However, the backside of the coal story is not so good, unless it is being spun by industry supporters. With its well-funded media and political machine, the coal industry seems to be able to deflect a lot of criticism by merely saying that it plans to think about ways to burn coal more cleanly, that it might figure out a way to sequester CO2 sometime in the future if the taxpayers give it enough money for projects like FutureGen, and that it will “reclaim” areas damaged by coal mining operations by perhaps building a few golf courses on the flattened mountains and valleys that are left behind.
If you want to read a slightly different point of view about the effects of coal mining, I highly recommend that you click on over to Jennifer Oladipo’s excellent Pine Magazine article titled The Southern Appalachians – America’s Spare Batteries
The industry’s apologists also deflect criticism of those mine safety issues that you occasionally read about. Here is how the US government’s Mine Safety and Health Administration describes an industry whose best year ever in terms of US occupational deaths is 22 people in a single year.
Since the earliest days of mining, the job of digging coal and other useful materials out of the earth has been considered one of the world’s most dangerous occupations. Public concern about the toll of deaths, injuries and destruction in mine accidents has prompted passage of much-needed safety legislation and intensified the search for safer methods and improved training practices and technology. Growing cooperation among industry, labor and government also has contributed to making mining safer and more healthful, especially in recent years.
As a result of these initiatives, mining deaths and injuries have significantly declined in this century, although even the current relatively low injury numbers and frequency rates are still unacceptable to safety professionals in the American mining community and the Mine Safety and Health Administration (MSHA).
Source: MSHA’s web page titled – Injury Trends in Mining
It is nice to know that the injury numbers are unacceptable, but it is interesting how much positive spin is placed on the situation before you get to that comment.

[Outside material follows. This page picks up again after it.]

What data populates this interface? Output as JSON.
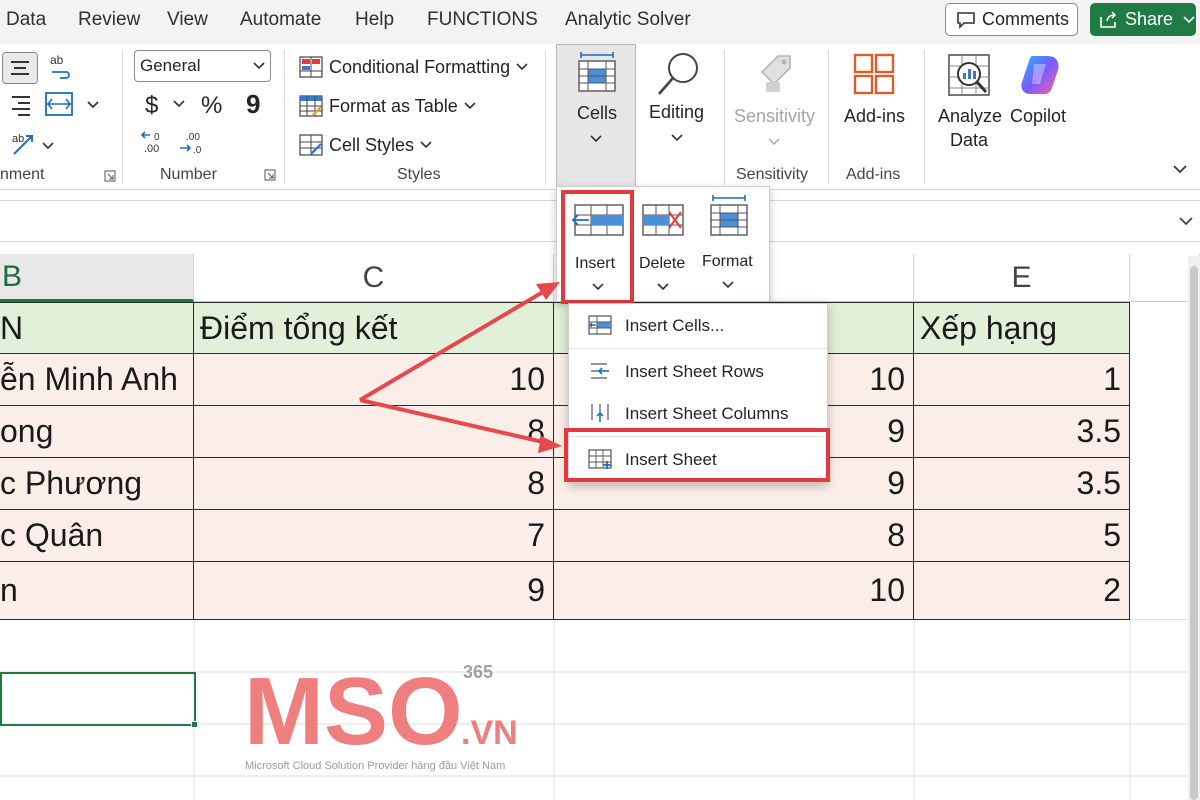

As an aside, I wonder when the above page is going to be updated? The last date range on its summary of safety statistics on its “fact sheet” is 1991-1999, though the MSHA has a full set of statistics available on its web site at Mine Injury and Worktime Quarterly Statistics – Coal Data. I suppose that a patient and careful researcher can pull together sufficient background information for a news story from the individual sheets on that page, but I would bet that most will simply look at the fact sheet.
Alternatively, they could check out this graph: